We have previously discussed the stock market’s deteriorating internals, and in light of recent market weakness want to take a brief look at the broader market in the form if the NYSE Index (NYA). Selling a Loser – There is no guarantee that a stock will bounce back after a protracted decline. But it’s important to be honest when you realize that a stock is not performing as well as you expected it to. Don’t be afraid to swallow your pride and move on before your losses become even greater. Also, don’t overemphasize the few cents difference you might save from using a limit versus market order.
A common misconception is that there is less to lose in buying a low-priced stock. But whether you buy a $5 stock that plunges to $0 or a $75 stock that does the same, either way you’ve lost 100% of your initial investment. In fact, a penny stock is probably riskier than a company with a higher share price, which would have more regulations placed on it. If you wish to invest in the stock markets and know nothing about them, one convenient way is to opt for mutual funds.
Also study market movements , because sentiments play a major part in driving stock prices. Even if you develop a well-researched, diversified portfolio and hold it for the long term, inevitably some of your stock holdings will turn out to be duds.

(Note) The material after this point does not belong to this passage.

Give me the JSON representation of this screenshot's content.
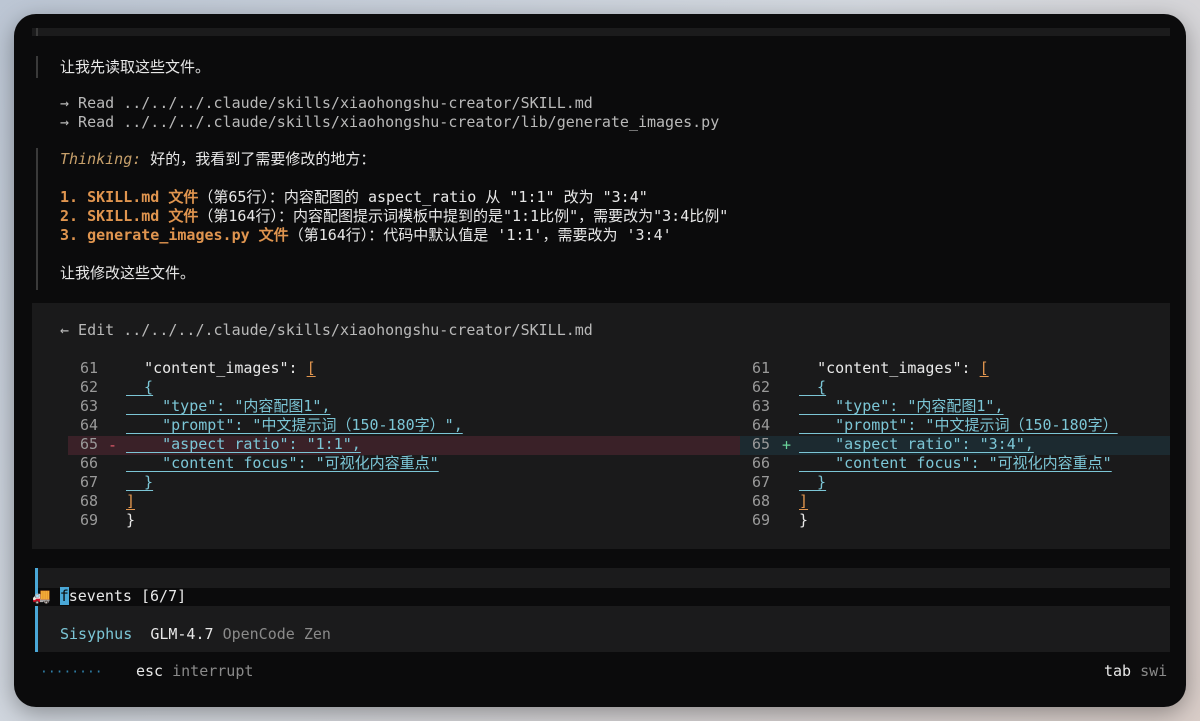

Technical market data like share prices and volumes is available on company web sites, and old research reports on brokerage houses’ s.
Look for the following ratio-based characteristics in a stock you are keen on: low PE, low PB, high dividend yield, low debt to equity ratio, and high RoCE and high RoNW. The most commonly used ratio, it compares the price of a stock to the company’s earning per share (EPS). Sell only to meet a financial obligation, to re balance, when fundamentals deteriorate, or when the stock becomes overvalued.
By now, anyone who follows the stock market on a regular basis has likely heard of the Chicago Board Options Exchange (CBOE) Market Volatility Index (Symbol: VIX). The VIX is a measure of implied market volatility over the upcoming thirty (30) calendar days, based upon how much options traders are paying for options contracts in the options markets to protect their long positions against market downturns (see: How to Trade Options ).